CRCL was recently awarded $285,000 in EPA grants to help restore swamp forest habitat in the Central Wetlands Unit in the Lower Ninth Ward and along Lake Maurepas near New Orleans.
The areas where tree plantings will occur have experienced severe challenges since the 1930s when the cypress forests of the Maurepas land bridge were overlogged. Construction of the Mississippi River Gulf Outlet (MRGO) severely degraded the hydrology of the Central Wetlands Unit, an area historically composed of bottomland hardwood forest and cypress-tupelo swamps. Closing of the MRGO in 2009 restored historic salinity levels in these areas, making them ripe for restoration.

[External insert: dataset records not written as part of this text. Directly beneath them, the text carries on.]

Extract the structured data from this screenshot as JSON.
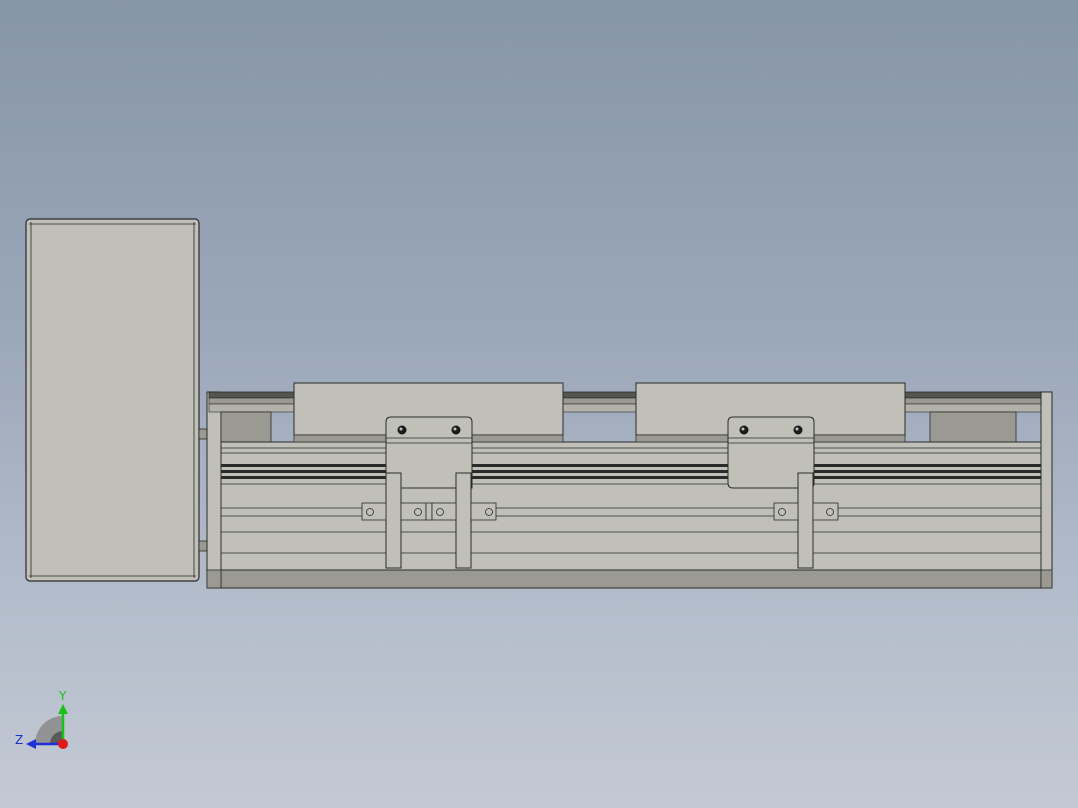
{
  "viewport": {
    "background_top": "#8795a9",
    "background_bottom": "#c3c9d4"
  },
  "model": {
    "body_color": "#c0c0b8",
    "shadow_color": "#9b9a92",
    "dark_strip_color": "#55554f",
    "edge_color": "#2a2a2a",
    "hole_color": "#1a1a1a"
  },
  "triad": {
    "y_label": "Y",
    "z_label": "Z",
    "x_color": "#e01818",
    "y_color": "#17c217",
    "z_color": "#1f2fd6"
  }
}
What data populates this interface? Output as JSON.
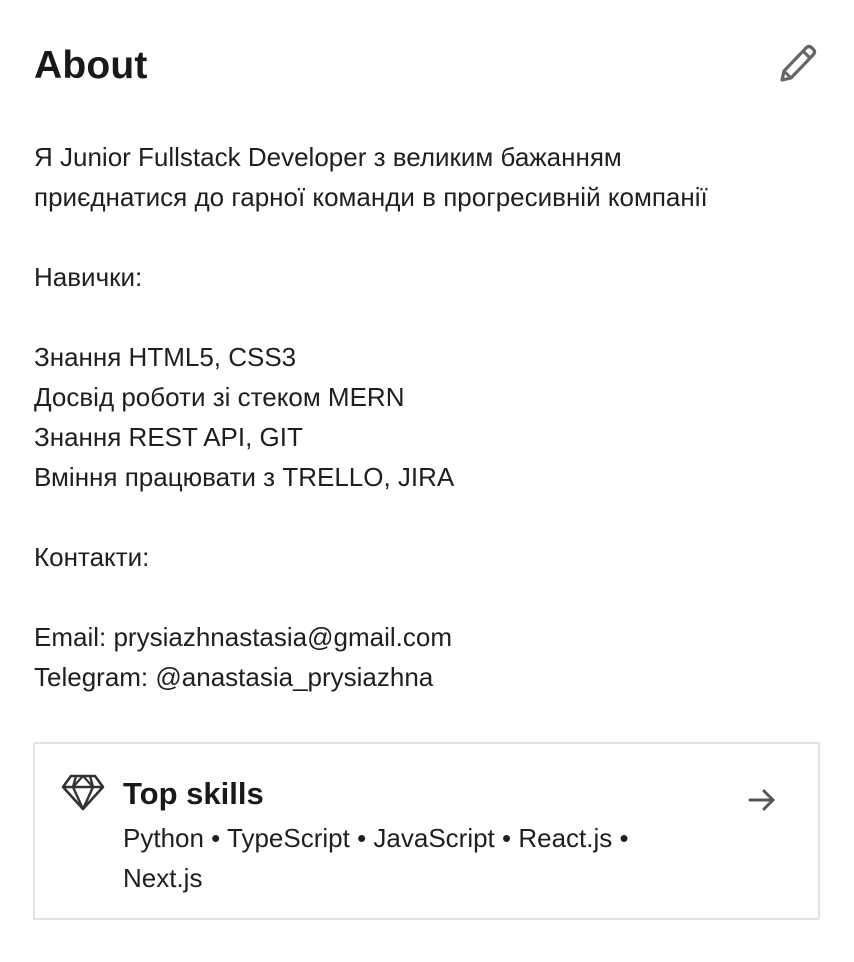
{
  "section": {
    "title": "About"
  },
  "about": {
    "lines": [
      "Я Junior Fullstack Developer з великим бажанням",
      "приєднатися до гарної команди в прогресивній компанії",
      "",
      "Навички:",
      "",
      "Знання HTML5, CSS3",
      "Досвід роботи зі стеком MERN",
      "Знання REST API, GIT",
      "Вміння працювати з TRELLO, JIRA",
      "",
      "Контакти:",
      "",
      "Email: prysiazhnastasia@gmail.com",
      "Telegram: @anastasia_prysiazhna"
    ]
  },
  "top_skills": {
    "title": "Top skills",
    "line1": "Python • TypeScript • JavaScript • React.js •",
    "line2": "Next.js"
  },
  "icons": {
    "edit": "pencil-icon",
    "skills": "diamond-icon",
    "open": "arrow-right-icon"
  },
  "colors": {
    "text": "#1f1f1f",
    "icon": "#666666",
    "border": "#e3e3e3"
  }
}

CRCL began working with the Lake Ponchartrain Basin Foundation in 2016 to identify areas where tree plantings could occur. Since 2016, CRCL has worked with volunteers to plant 30,000 trees in coastal swamp areas.
These grants will enable CRCL to expand its work in this important arena. We expect to engage approximately 300 volunteers in planting more than 5000 native bottomland hardwood forest trees to restore at least 25 acres of coastal swamp forest.

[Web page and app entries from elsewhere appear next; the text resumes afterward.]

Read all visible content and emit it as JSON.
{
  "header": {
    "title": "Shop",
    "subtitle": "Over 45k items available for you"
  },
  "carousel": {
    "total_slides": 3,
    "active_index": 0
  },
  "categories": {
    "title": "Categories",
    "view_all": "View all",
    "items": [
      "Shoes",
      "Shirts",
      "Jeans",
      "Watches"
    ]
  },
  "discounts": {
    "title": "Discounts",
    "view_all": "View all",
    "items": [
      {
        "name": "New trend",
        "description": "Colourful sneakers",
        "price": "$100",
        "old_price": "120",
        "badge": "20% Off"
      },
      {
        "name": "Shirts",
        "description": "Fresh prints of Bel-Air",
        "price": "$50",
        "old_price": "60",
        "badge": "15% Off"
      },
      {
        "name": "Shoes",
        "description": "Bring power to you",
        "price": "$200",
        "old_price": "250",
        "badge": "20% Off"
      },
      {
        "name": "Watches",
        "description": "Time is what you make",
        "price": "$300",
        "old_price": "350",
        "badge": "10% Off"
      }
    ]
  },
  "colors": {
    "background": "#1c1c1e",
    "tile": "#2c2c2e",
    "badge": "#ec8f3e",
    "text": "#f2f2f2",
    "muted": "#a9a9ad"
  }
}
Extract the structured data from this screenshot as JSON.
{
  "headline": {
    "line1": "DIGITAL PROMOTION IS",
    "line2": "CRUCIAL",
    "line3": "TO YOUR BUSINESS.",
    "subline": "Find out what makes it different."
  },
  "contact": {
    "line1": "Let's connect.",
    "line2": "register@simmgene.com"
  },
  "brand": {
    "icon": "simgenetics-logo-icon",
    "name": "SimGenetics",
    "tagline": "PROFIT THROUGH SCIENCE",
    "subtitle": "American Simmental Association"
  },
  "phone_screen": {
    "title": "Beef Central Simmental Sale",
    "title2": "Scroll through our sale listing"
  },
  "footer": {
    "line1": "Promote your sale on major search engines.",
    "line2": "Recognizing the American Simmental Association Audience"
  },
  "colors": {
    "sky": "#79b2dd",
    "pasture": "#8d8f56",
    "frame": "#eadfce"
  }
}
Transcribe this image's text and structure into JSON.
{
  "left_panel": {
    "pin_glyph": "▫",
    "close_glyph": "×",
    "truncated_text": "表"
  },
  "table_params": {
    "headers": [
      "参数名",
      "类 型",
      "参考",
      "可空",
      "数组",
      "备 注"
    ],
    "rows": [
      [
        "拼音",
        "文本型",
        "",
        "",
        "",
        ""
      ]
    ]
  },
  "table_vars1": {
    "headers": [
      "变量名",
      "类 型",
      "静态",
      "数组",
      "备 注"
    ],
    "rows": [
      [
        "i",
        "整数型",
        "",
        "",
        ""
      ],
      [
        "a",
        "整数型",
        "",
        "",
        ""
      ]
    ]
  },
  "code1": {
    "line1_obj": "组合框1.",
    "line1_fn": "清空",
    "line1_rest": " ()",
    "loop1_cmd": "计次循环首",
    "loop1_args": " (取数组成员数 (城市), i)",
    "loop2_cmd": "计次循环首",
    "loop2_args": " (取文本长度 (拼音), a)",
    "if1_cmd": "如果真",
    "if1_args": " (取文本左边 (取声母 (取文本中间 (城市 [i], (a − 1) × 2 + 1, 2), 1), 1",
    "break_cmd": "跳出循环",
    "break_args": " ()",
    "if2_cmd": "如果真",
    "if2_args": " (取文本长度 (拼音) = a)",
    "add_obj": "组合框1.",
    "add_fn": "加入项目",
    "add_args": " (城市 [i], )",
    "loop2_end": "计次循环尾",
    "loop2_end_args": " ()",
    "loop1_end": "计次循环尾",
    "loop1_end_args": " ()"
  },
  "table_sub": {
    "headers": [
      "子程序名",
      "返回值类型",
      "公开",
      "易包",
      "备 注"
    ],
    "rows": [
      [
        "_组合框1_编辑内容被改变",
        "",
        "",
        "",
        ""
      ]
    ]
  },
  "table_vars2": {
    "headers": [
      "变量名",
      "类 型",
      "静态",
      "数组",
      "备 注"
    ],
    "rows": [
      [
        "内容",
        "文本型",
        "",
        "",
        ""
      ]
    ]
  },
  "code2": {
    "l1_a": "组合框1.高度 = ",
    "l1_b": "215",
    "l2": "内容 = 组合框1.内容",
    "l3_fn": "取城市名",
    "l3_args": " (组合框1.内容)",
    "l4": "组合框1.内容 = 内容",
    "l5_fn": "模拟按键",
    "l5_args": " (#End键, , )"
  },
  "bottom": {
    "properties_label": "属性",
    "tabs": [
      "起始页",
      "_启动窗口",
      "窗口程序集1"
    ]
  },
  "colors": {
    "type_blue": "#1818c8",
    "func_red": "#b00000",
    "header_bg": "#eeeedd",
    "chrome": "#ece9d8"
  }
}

“Protecting and restoring our coast is critical to Louisiana’s future, our economy, our way of life, and our ability to be protected from future storms. In the Trump Administration, our state has an ally that understands the urgency of this need, and I’m pleased that they have partnered with the Coalition to Restore Coastal Louisiana to help rebuild roughly 25 acres of our coastal wetlands,” said House Majority Whip Steve Scalise (LA-01). “While there is much more work to be done, this grant is an important step in fighting back against the coastal erosion that takes more than a football field of land from Louisiana each hour. I will never stop fighting to restore Louisiana’s coast.”
“CRCL is a steadfast partner in Louisiana’s coastal efforts whose use of this grant will, importantly, help engage the ever-growing number of our citizens wanting to be more involved in the fight to restore our coast and protect communities,” said Rep. Garret Graves (LA-06). These funds will be leveraged along with other resources and volunteers to help plant thousands of trees, strengthen our natural hurricane defenses and restore critical habitat along our coast.”
“We are excited to continue our work in these critically important ecosystems. This grant will enable CRCL to reach new community members to showcase the restoration occurring in their own backyards. Coastal forests are a critical line of defense in protecting Louisiana’s coastal communities and we are excited to engage volunteers to help us do this important work,” said Kimberly Davis Reyher, Executive Director of CRCL.
If you are interested in getting involved in helping us plant trees, keep a look out for volunteer opportunities to open in October 2018.